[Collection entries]

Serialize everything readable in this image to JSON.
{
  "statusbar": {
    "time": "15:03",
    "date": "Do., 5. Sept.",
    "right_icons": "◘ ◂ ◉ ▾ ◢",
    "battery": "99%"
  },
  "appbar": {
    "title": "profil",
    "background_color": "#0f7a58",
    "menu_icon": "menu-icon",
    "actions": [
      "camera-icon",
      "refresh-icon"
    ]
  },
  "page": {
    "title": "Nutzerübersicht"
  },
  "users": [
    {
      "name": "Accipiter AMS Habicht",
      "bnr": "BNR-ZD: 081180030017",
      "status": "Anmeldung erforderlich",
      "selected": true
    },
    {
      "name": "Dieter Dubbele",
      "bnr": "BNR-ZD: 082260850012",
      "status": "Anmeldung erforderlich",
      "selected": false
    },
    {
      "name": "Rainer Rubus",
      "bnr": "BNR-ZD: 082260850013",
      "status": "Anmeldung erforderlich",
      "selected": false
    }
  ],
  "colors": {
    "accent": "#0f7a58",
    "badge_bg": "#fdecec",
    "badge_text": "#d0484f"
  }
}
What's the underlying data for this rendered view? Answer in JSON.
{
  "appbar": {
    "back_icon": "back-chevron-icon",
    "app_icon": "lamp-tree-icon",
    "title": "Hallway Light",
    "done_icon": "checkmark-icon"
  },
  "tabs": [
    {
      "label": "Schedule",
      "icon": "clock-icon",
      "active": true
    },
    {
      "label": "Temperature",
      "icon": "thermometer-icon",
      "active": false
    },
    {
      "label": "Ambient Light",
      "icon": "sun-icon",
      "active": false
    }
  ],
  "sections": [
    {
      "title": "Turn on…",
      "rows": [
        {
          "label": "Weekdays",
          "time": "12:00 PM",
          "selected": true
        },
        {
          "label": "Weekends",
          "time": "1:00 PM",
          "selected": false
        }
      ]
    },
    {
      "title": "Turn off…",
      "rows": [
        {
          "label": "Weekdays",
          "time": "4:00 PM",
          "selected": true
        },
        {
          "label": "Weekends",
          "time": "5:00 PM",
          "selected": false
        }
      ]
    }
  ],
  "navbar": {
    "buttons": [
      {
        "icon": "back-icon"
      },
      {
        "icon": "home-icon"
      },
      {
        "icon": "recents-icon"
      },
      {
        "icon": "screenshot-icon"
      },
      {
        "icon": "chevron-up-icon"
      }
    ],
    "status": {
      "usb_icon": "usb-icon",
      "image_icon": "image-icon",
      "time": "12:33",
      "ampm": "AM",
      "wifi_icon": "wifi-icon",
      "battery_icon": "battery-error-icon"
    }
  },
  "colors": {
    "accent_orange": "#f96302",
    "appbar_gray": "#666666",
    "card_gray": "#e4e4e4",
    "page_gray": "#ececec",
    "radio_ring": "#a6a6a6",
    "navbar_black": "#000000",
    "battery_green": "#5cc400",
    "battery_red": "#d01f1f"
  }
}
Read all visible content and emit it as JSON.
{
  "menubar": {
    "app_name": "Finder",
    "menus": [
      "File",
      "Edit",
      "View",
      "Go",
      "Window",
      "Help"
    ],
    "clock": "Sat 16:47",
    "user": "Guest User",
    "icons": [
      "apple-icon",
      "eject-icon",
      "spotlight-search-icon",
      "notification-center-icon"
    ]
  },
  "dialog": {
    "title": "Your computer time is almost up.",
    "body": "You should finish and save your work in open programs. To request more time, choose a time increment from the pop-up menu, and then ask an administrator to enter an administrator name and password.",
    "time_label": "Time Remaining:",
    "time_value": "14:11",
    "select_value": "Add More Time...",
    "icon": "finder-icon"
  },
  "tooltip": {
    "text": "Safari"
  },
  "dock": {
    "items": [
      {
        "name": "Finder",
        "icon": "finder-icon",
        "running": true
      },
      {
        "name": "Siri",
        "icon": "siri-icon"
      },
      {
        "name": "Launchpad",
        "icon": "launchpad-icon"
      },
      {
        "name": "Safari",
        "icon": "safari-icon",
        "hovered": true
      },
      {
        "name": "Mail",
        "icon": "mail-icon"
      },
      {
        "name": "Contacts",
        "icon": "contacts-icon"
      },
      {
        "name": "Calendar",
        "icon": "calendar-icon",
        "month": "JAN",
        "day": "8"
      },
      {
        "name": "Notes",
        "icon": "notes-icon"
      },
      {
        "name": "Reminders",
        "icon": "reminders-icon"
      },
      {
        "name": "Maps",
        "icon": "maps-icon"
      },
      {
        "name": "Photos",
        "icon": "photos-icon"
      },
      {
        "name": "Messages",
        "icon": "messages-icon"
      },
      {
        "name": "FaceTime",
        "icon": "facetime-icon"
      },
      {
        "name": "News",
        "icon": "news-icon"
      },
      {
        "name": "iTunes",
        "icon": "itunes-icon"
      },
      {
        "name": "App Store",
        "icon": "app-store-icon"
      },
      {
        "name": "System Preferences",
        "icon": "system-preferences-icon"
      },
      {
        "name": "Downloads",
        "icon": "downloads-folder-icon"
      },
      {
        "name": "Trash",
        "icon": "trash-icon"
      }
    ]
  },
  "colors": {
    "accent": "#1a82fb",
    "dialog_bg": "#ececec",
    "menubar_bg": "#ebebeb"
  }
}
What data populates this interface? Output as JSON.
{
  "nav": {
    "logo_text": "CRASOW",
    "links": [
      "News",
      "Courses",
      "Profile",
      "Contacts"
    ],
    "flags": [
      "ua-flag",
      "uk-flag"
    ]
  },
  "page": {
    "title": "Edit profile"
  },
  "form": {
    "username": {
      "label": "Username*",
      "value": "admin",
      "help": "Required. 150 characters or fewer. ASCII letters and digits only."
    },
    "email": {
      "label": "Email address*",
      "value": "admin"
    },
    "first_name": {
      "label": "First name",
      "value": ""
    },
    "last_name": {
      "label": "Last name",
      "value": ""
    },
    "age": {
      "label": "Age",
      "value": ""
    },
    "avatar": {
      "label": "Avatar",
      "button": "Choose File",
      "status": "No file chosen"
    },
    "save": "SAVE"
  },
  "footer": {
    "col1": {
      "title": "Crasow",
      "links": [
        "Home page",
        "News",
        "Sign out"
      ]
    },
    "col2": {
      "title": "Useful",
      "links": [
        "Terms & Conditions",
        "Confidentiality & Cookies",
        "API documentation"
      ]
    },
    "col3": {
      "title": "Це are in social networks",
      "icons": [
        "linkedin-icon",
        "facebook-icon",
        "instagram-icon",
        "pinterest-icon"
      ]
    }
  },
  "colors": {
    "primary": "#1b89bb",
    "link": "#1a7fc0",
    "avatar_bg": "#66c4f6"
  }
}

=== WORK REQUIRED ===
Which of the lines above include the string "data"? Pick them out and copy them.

=== RESPONSE TO THIS EXERCISE ===
What's the underlying data for this rendered view? Answer in JSON.
What data populates this interface? Output as JSON.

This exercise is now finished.